Katz shows how boys are socialized into this particular version of masculinity by parents (especially fathers), teachers, peers, and cultural images and representations. Their behavior is influenced by a complex combination of biology and our social environment. It’s not nature versus nuture; it’s both, and the relationship and interaction of the two. Our culture tells men that the best way to respond to changes in society is to reassert notions of traditional masculinity. Men’s violence damages others, but it also harms them. Katz stresses the need to confront the problematic cultural messages about masculinity that are produced, sent, and reinforced. For example, the phrase “boys will be boys” excuses bad behavior and creates men’s violence as inevitable.
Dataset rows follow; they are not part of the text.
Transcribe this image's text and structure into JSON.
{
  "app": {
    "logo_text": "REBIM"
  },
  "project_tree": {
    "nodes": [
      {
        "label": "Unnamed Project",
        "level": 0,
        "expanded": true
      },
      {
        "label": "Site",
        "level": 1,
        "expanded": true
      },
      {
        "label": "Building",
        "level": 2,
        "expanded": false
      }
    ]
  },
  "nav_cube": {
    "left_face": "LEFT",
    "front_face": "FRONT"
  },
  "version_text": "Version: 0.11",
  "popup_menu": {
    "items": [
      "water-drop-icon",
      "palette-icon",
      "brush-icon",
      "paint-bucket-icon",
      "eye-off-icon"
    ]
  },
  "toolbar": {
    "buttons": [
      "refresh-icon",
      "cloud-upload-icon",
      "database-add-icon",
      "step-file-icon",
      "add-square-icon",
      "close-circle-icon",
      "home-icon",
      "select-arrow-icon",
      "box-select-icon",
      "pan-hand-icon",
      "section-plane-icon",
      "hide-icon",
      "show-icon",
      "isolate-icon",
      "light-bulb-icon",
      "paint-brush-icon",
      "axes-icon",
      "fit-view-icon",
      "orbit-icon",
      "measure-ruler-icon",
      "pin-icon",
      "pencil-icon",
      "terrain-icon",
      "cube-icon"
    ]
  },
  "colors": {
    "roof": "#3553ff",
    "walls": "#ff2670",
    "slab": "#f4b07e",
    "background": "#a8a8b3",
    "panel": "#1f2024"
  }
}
In the discussion that followed, Jason noted that the majority of victims are other men. He asked audience members to think about how we could change or challenge dominant notions of masculinity. Audience members talked about deconstructing gender norms and pointed out how many things are gendered unnecessarily – e.g., clothes, toys, greeting cards. How do we model the counterstory, or other versions of masculinity?

After the event, Jason shared his thoughts about working with men to create healthy masculinity:

My goal with this work is to engage men in ways that encourage and inspire them to work within their sphere of influence to create a healthier version of masculinity then our culture currently promotes and often defends.  It is in men’s interest to ally with others and work with historically marginalized people.  It is especially important for those of us in dominant groups to engage in our own personal work and more affectively partner with others to be agents of change.  We can only do this by having the courage to be authentic and open and also by understanding that diversity can be complex. I have found that men are sometimes reluctant to wade in there and embrace that there is ambiguity and turbulence that comes along with this work.  My hope is that by talking about these issues and welcoming open discussion in forums like we had last night that men will have the courage to be more vulnerable, the courage to “not know” and the inspiration to be more active and open in confronting dominant conceptions of masculinity.

Written by Donna M. Bickford, Ph.D., Director, Women’s and Gender Resource Center
February 1, 2018